Women’s Alzheimer’s Movement (WAM) shared interviews with 3 experts about creating a more dementia-friendly world.   Lenny Shallcross, Rev. Dr. Cynthia Huling Hummel, and Dr. Daniel Potts offer advice in their areas of expertise: dementia friendly policy & health, being inclusive of those with dementia, and how best to include dementia friendly worship:
Lenny Shallcross, executive director of the World Dementia Council, a founding member of Dementia Friends discusses the need for us all to work towards a more dementia-friendly world. [READ MORE]
At an unprecedented gathering of top Alzheimer’s experts this summer, Rev. Dr. Cynthia Huling Hummel gave a touching yet powerful address about her own personal struggles with the disease. She also laid out valuable tips on how to better treat people with dementia. [WATCH THE VIDEO HERE]

What happens when your memory goes but you want to remember your God? Neurologist and author Daniel Potts discusses the importance of advocating for dementia-friendly worship by reflecting on his father’s struggles to maintain his faith while battling Alzheimer’s. [READ MORE]

A September 8, 2019 The Advocate Alzheimer’s Q&A asked about the link between hearing loss and dementia. A recent study found that a new diagnosis of hearing loss between ages 45 to 65 more than doubles the chance of developing dementia in the next 12 years. Hearing protection, screening and hearing aids may help to reduce cognitive decline. According to the article, “Hearing loss affects the way people communicate and connect with one another and can greatly affect overall health in older adults, including their emotional well-being, social isolation and cognition.”

A September 11, 2019 UsAgainstAlzheimer’s release highlighted the new ResearchersAgainstAlzheimer’s report, “Non-Pharmacological Therapies in Alzheimer’s disease: A Systematic Review.” The report focuses on opportunities for exploration within the non-pharmacological AD interventions pipeline, and contains case studies and commentary on ongoing non-pharmacological trials.  Read the full report here.

Click to learn more about end-of-life care decisions for people with dementia including understanding dementia progression. From the National Institute on Again.

Cleaning out you closet can benefit seniors!  Donation drop-off is easier than ever at the NEW Goodwill drive-thru donation center at 5113 Oporto Madrid Blvd, between Montclair Rd and Montevallo Rd. CJFS clients receive shopping credit for every donation you make in their name, and you never have to get out of your car! Notify the Goodwill staff that you are dropping off for CJFS and they will do the rest.
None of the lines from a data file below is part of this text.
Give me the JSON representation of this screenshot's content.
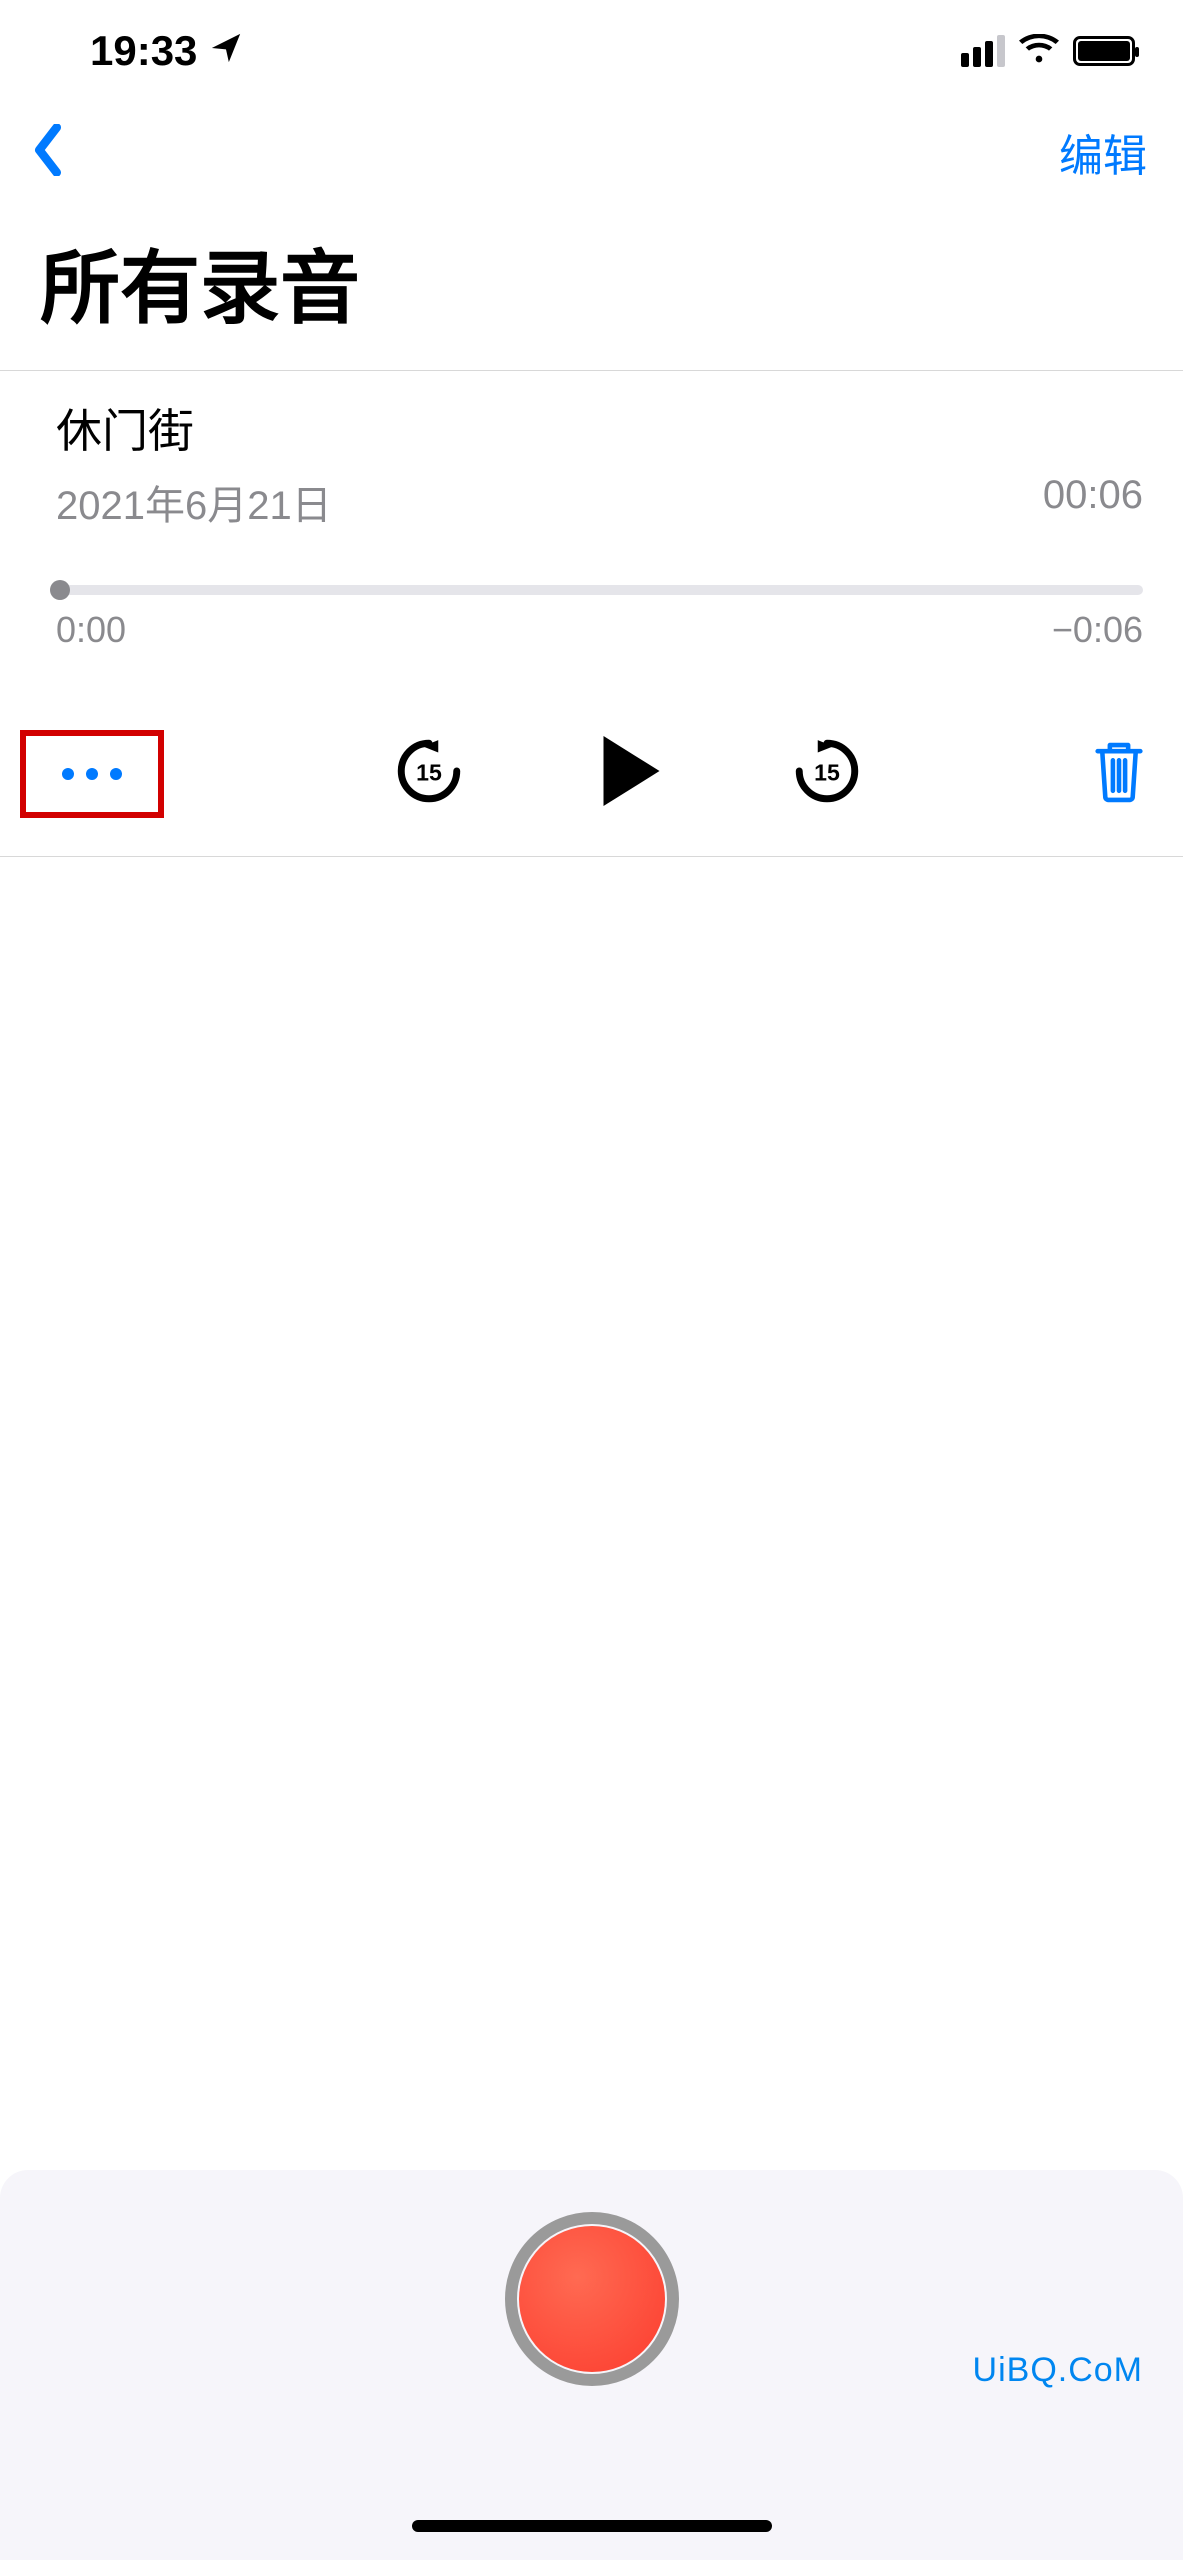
{
  "status": {
    "time": "19:33"
  },
  "nav": {
    "edit_label": "编辑"
  },
  "page": {
    "title": "所有录音"
  },
  "recording": {
    "name": "休门街",
    "date": "2021年6月21日",
    "duration": "00:06",
    "elapsed": "0:00",
    "remaining": "−0:06",
    "skip_seconds": "15"
  },
  "watermark": "UiBQ.CoM"
}
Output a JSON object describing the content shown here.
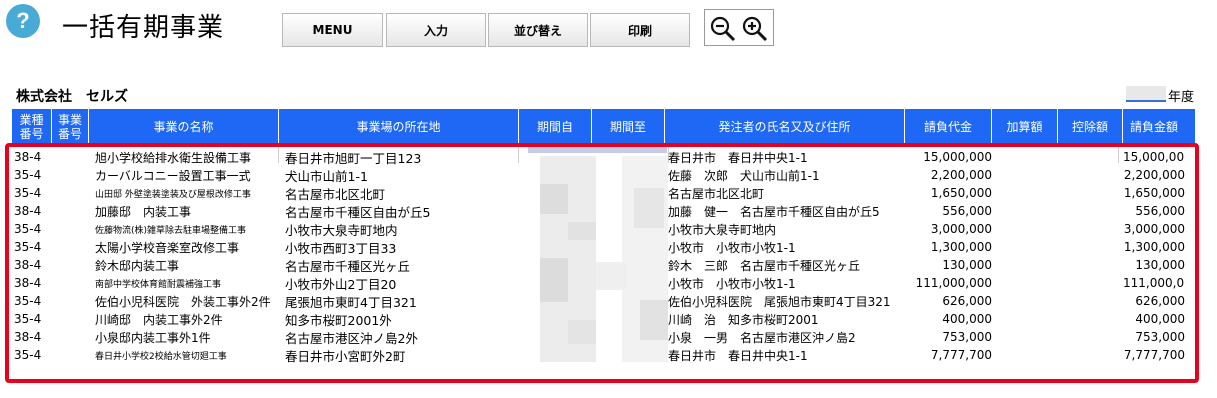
{
  "header": {
    "help_glyph": "?",
    "title": "一括有期事業",
    "buttons": {
      "menu": "MENU",
      "input": "入力",
      "sort": "並び替え",
      "print": "印刷"
    },
    "zoom_out_icon": "zoom-out-icon",
    "zoom_in_icon": "zoom-in-icon"
  },
  "company": "株式会社　セルズ",
  "year": {
    "value": "",
    "label": "年度"
  },
  "table": {
    "columns": {
      "kind": "業種\n番号",
      "jno": "事業\n番号",
      "name": "事業の名称",
      "addr": "事業場の所在地",
      "from": "期間自",
      "to": "期間至",
      "client": "発注者の氏名又及び住所",
      "contract": "請負代金",
      "add": "加算額",
      "ded": "控除額",
      "total": "請負金額"
    },
    "rows": [
      {
        "kind": "38-4",
        "name": "旭小学校給排水衛生設備工事",
        "addr": "春日井市旭町一丁目123",
        "client": "春日井市　春日井中央1-1",
        "contract": "15,000,000",
        "total": "15,000,000"
      },
      {
        "kind": "35-4",
        "name": "カーバルコニー設置工事一式",
        "addr": "犬山市山前1-1",
        "client": "佐藤　次郎　犬山市山前1-1",
        "contract": "2,200,000",
        "total": "2,200,000"
      },
      {
        "kind": "35-4",
        "name": "山田邸 外壁塗装塗装及び屋根改修工事",
        "addr": "名古屋市北区北町",
        "client": "名古屋市北区北町",
        "contract": "1,650,000",
        "total": "1,650,000",
        "small": true
      },
      {
        "kind": "38-4",
        "name": "加藤邸　内装工事",
        "addr": "名古屋市千種区自由が丘5",
        "client": "加藤　健一　名古屋市千種区自由が丘5",
        "contract": "556,000",
        "total": "556,000"
      },
      {
        "kind": "35-4",
        "name": "佐藤物流(株)雑草除去駐車場整備工事",
        "addr": "小牧市大泉寺町地内",
        "client": "小牧市大泉寺町地内",
        "contract": "3,000,000",
        "total": "3,000,000",
        "small": true
      },
      {
        "kind": "35-4",
        "name": "太陽小学校音楽室改修工事",
        "addr": "小牧市西町3丁目33",
        "client": "小牧市　小牧市小牧1-1",
        "contract": "1,300,000",
        "total": "1,300,000"
      },
      {
        "kind": "38-4",
        "name": "鈴木邸内装工事",
        "addr": "名古屋市千種区光ヶ丘",
        "client": "鈴木　三郎　名古屋市千種区光ヶ丘",
        "contract": "130,000",
        "total": "130,000"
      },
      {
        "kind": "38-4",
        "name": "南部中学校体育館耐震補強工事",
        "addr": "小牧市外山2丁目20",
        "client": "小牧市　小牧市小牧1-1",
        "contract": "111,000,000",
        "total": "111,000,000",
        "small": true
      },
      {
        "kind": "35-4",
        "name": "佐伯小児科医院　外装工事外2件",
        "addr": "尾張旭市東町4丁目321",
        "client": "佐伯小児科医院　尾張旭市東町4丁目321",
        "contract": "626,000",
        "total": "626,000"
      },
      {
        "kind": "35-4",
        "name": "川崎邸　内装工事外2件",
        "addr": "知多市桜町2001外",
        "client": "川崎　治　知多市桜町2001",
        "contract": "400,000",
        "total": "400,000"
      },
      {
        "kind": "38-4",
        "name": "小泉邸内装工事外1件",
        "addr": "名古屋市港区沖ノ島2外",
        "client": "小泉　一男　名古屋市港区沖ノ島2",
        "contract": "753,000",
        "total": "753,000"
      },
      {
        "kind": "35-4",
        "name": "春日井小学校2校給水管切廻工事",
        "addr": "春日井市小宮町外2町",
        "client": "春日井市　春日井中央1-1",
        "contract": "7,777,700",
        "total": "7,777,700",
        "small": true
      }
    ]
  }
}
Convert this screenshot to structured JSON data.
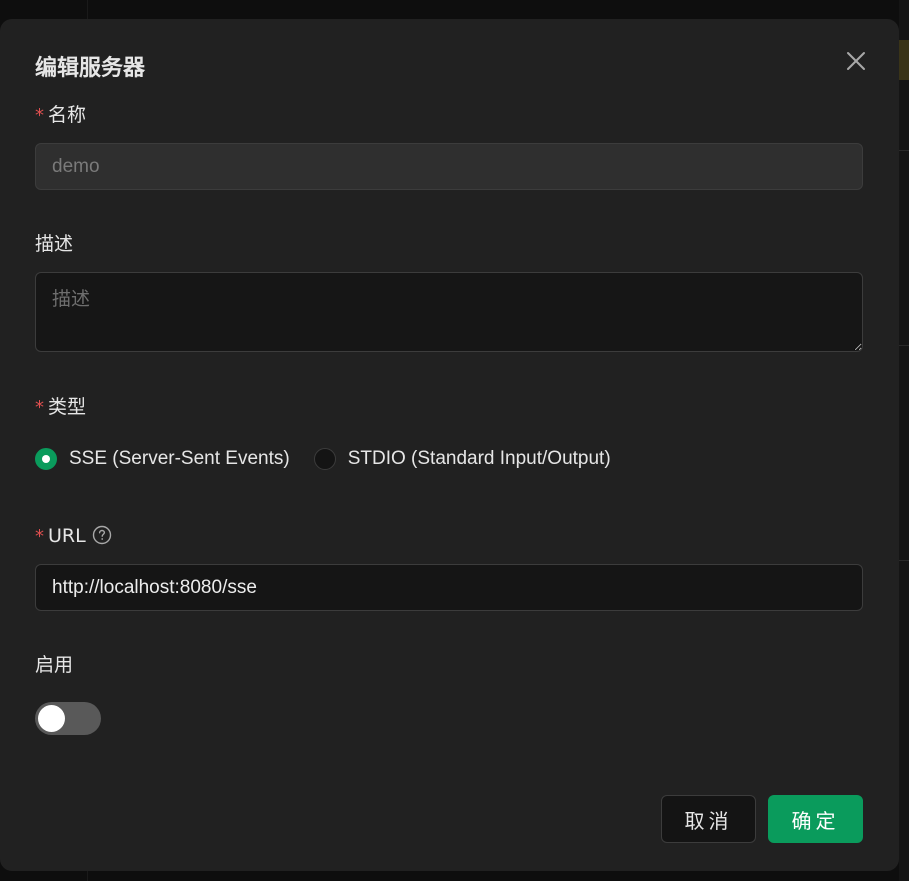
{
  "dialog": {
    "title": "编辑服务器",
    "close_icon": "close-icon"
  },
  "form": {
    "name": {
      "label": "名称",
      "required_mark": "*",
      "placeholder": "demo",
      "value": ""
    },
    "description": {
      "label": "描述",
      "placeholder": "描述",
      "value": ""
    },
    "type": {
      "label": "类型",
      "required_mark": "*",
      "options": [
        {
          "label": "SSE (Server-Sent Events)",
          "checked": true
        },
        {
          "label": "STDIO (Standard Input/Output)",
          "checked": false
        }
      ]
    },
    "url": {
      "label": "URL",
      "required_mark": "*",
      "help_icon": "question-circle-icon",
      "value": "http://localhost:8080/sse"
    },
    "enabled": {
      "label": "启用",
      "value": false
    }
  },
  "footer": {
    "cancel_label": "取消",
    "ok_label": "确定"
  },
  "colors": {
    "accent": "#0a9b5c",
    "required": "#e05050",
    "dialog_bg": "#212121"
  }
}
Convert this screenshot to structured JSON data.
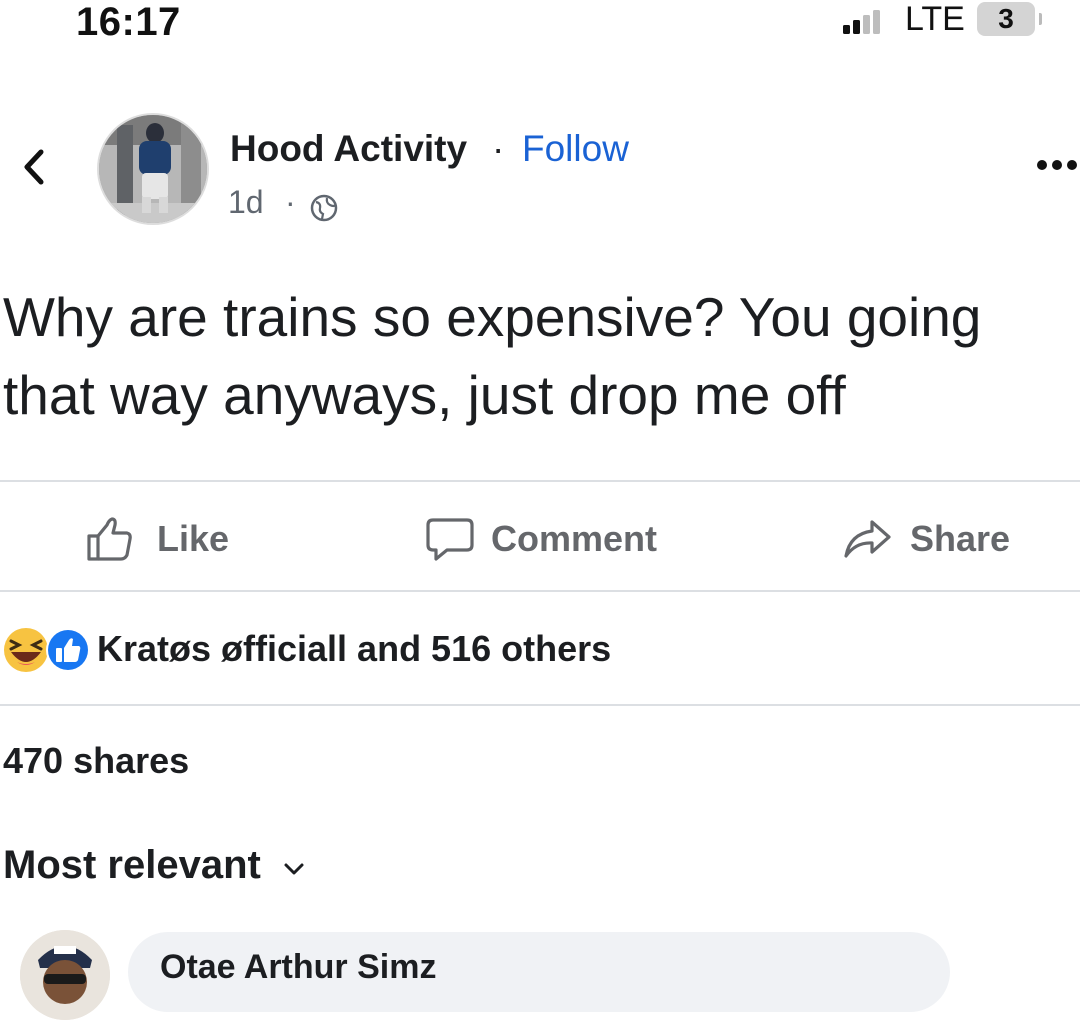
{
  "status_bar": {
    "time": "16:17",
    "network": "LTE",
    "battery_level": "3"
  },
  "post": {
    "page_name": "Hood Activity",
    "separator": "·",
    "follow_label": "Follow",
    "age": "1d",
    "meta_separator": "·",
    "privacy_icon": "globe-icon",
    "text": "Why are trains so expensive? You going that way anyways, just drop me off"
  },
  "actions": {
    "like_label": "Like",
    "comment_label": "Comment",
    "share_label": "Share"
  },
  "reactions": {
    "icons": [
      "laugh-reaction-icon",
      "like-reaction-icon"
    ],
    "summary": "Kratøs øfficiall and 516 others"
  },
  "shares": "470 shares",
  "comments": {
    "sort_label": "Most relevant",
    "first_author": "Otae Arthur Simz"
  },
  "colors": {
    "link_blue": "#1a62d4",
    "muted_gray": "#65676b",
    "divider": "#dcdfe3",
    "like_blue": "#1877f2",
    "laugh_yellow": "#f7c341"
  }
}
Open 7 days a week, Mon-Sat 7a-7p and on Sun 9a-5pm. For more information contact Jennifer Nemet, 205-278-7118 or jennifer@cjfsbham.org.

Falls and Home Safety in Alzheimer’s Disease free webinar, September 12.  Sponsored by the Alzheimer’s Foundation of America.  To learn more and to register, click here